At top left, an instant of a video involving a ‘vectorial world’ by Lisa Gwilliam & Ray Sweeten at Microscope Gallery . At top right, one of Amy Butowicz‘s amusingly alt-quotidian metamorphs in her bizarrely joyous solo show at Underdonk . This piece in particular seemed immediately suggestive of Humpty Dumpty’s pants, or The Penguin’s pants, or the pants worn by some bloviating politician in a parodical caricature by Daumier. I’m not sure if they’re supposed to be anything of the sort. I am sure I want pants, or I guess culottes, of just that sort. Moving along, the painting to which those pants, or maybe ‘pants,’ point is by Alessandro Keegan. It’s one of several strong works he’s showing in “Heed,” a winning two-person show at Transmitter that features also very strong work by Angela Hiesch . At bottom left, a sculpture that seemed to imply a distilled tincture of time frozen still in atemporal liquid motion, or something of such a strangely wordable sort, in “Object of Desire,” a large group show curated by Amanda Martinez at TSA .
On a rainy December night with little else to recommend it, I made my way to residential gallery Centotto to find it warm, lively, and packed with many of the luminaries of the cozy East Williamsburg scene. Although the weather was so cold and unpleasant that there were scant Christmas shoppers on the L train, artists and art lovers were packed snugly into Centotto for the opening reception of the latest exhibition, “Così via” (Italian for ‘so forth’).

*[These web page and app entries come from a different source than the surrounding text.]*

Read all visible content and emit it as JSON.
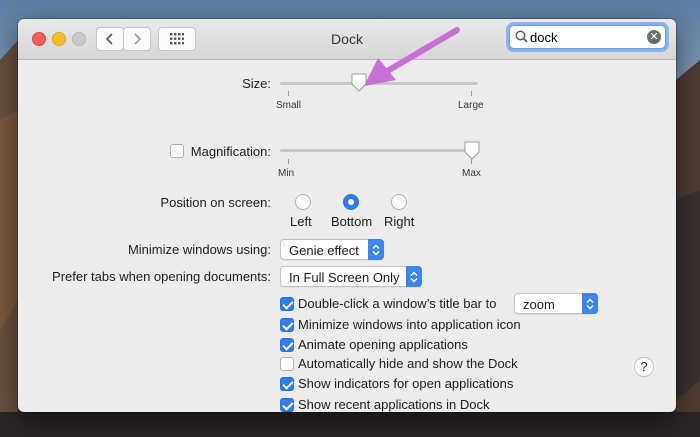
{
  "window": {
    "title": "Dock"
  },
  "toolbar": {
    "back_icon": "chevron-left-icon",
    "forward_icon": "chevron-right-icon",
    "grid_icon": "grid-icon"
  },
  "search": {
    "value": "dock",
    "icon": "search-icon",
    "clear_icon": "clear-icon"
  },
  "size": {
    "label": "Size:",
    "min_label": "Small",
    "max_label": "Large",
    "value": 0.4
  },
  "magnification": {
    "label": "Magnification:",
    "checked": false,
    "min_label": "Min",
    "max_label": "Max",
    "value": 0.97
  },
  "position": {
    "label": "Position on screen:",
    "options": [
      "Left",
      "Bottom",
      "Right"
    ],
    "selected": "Bottom"
  },
  "minimize": {
    "label": "Minimize windows using:",
    "value": "Genie effect"
  },
  "prefer_tabs": {
    "label": "Prefer tabs when opening documents:",
    "value": "In Full Screen Only"
  },
  "checkboxes": [
    {
      "label": "Double-click a window’s title bar to",
      "checked": true
    },
    {
      "label": "Minimize windows into application icon",
      "checked": true
    },
    {
      "label": "Animate opening applications",
      "checked": true
    },
    {
      "label": "Automatically hide and show the Dock",
      "checked": false
    },
    {
      "label": "Show indicators for open applications",
      "checked": true
    },
    {
      "label": "Show recent applications in Dock",
      "checked": true
    }
  ],
  "double_click_action": {
    "value": "zoom"
  },
  "help": {
    "label": "?"
  },
  "colors": {
    "accent": "#2f7cf6",
    "annotation_arrow": "#c86fd6"
  }
}
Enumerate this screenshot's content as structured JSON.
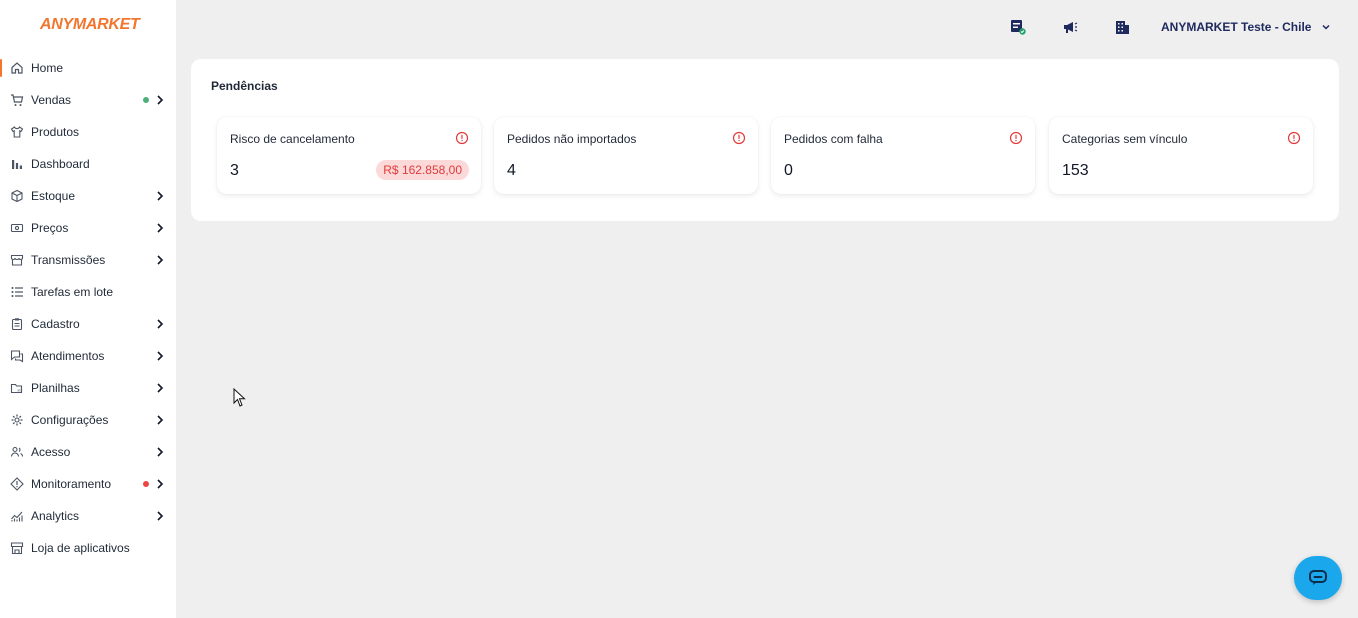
{
  "app": {
    "logo": "ANYMARKET"
  },
  "sidebar": {
    "items": [
      {
        "label": "Home",
        "icon": "home-icon",
        "active": true,
        "chevron": false,
        "dot": null
      },
      {
        "label": "Vendas",
        "icon": "cart-icon",
        "active": false,
        "chevron": true,
        "dot": "#4caf7a"
      },
      {
        "label": "Produtos",
        "icon": "shirt-icon",
        "active": false,
        "chevron": false,
        "dot": null
      },
      {
        "label": "Dashboard",
        "icon": "bar-chart-icon",
        "active": false,
        "chevron": false,
        "dot": null
      },
      {
        "label": "Estoque",
        "icon": "box-icon",
        "active": false,
        "chevron": true,
        "dot": null
      },
      {
        "label": "Preços",
        "icon": "money-icon",
        "active": false,
        "chevron": true,
        "dot": null
      },
      {
        "label": "Transmissões",
        "icon": "store-icon",
        "active": false,
        "chevron": true,
        "dot": null
      },
      {
        "label": "Tarefas em lote",
        "icon": "list-icon",
        "active": false,
        "chevron": false,
        "dot": null
      },
      {
        "label": "Cadastro",
        "icon": "clipboard-icon",
        "active": false,
        "chevron": true,
        "dot": null
      },
      {
        "label": "Atendimentos",
        "icon": "chat-icon",
        "active": false,
        "chevron": true,
        "dot": null
      },
      {
        "label": "Planilhas",
        "icon": "spreadsheet-icon",
        "active": false,
        "chevron": true,
        "dot": null
      },
      {
        "label": "Configurações",
        "icon": "gear-icon",
        "active": false,
        "chevron": true,
        "dot": null
      },
      {
        "label": "Acesso",
        "icon": "users-icon",
        "active": false,
        "chevron": true,
        "dot": null
      },
      {
        "label": "Monitoramento",
        "icon": "diamond-alert-icon",
        "active": false,
        "chevron": true,
        "dot": "#ef4444"
      },
      {
        "label": "Analytics",
        "icon": "analytics-icon",
        "active": false,
        "chevron": true,
        "dot": null
      },
      {
        "label": "Loja de aplicativos",
        "icon": "shop-icon",
        "active": false,
        "chevron": false,
        "dot": null
      }
    ]
  },
  "header": {
    "icons": [
      "server-status-icon",
      "megaphone-icon",
      "building-icon"
    ],
    "account_name": "ANYMARKET Teste - Chile"
  },
  "pendencias": {
    "title": "Pendências",
    "cards": [
      {
        "label": "Risco de cancelamento",
        "value": "3",
        "badge": "R$ 162.858,00"
      },
      {
        "label": "Pedidos não importados",
        "value": "4",
        "badge": null
      },
      {
        "label": "Pedidos com falha",
        "value": "0",
        "badge": null
      },
      {
        "label": "Categorias sem vínculo",
        "value": "153",
        "badge": null
      }
    ]
  },
  "colors": {
    "accent": "#f2762e",
    "navy": "#1e2a5e",
    "alert": "#e23b3b",
    "chat": "#1aa7ec"
  }
}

Photos by Sharilyn Neidhardt, unless otherwise indicated
A show of swirling color and geometry finds ways to discuss complicated issues of violence and social collapse.
What drew me to ODETTA on a very chilly Saturday were the colorful, pagoda-like structures in the main space. Human-scale structures that echo lanterns or birdcages are covered in awkward spiky garlands of colored plastic tubes. The festive air created by the riot of bright color seems fun at first, and it’s only on second inspection that a viewer realizes the color is coming from spent shotgun shells.
Just as it is hard to look at certain Matisse paintings and not feel the radiant sun of the Cote d’Azur, it is hard to see a piece by Linda Schmidt and not imagine a beautiful light-filled space. Recently she invited me to her studio that looks out over the low industrial rooftops of Bushwick, and seems, even on overcast days to be bright and filled with serenity.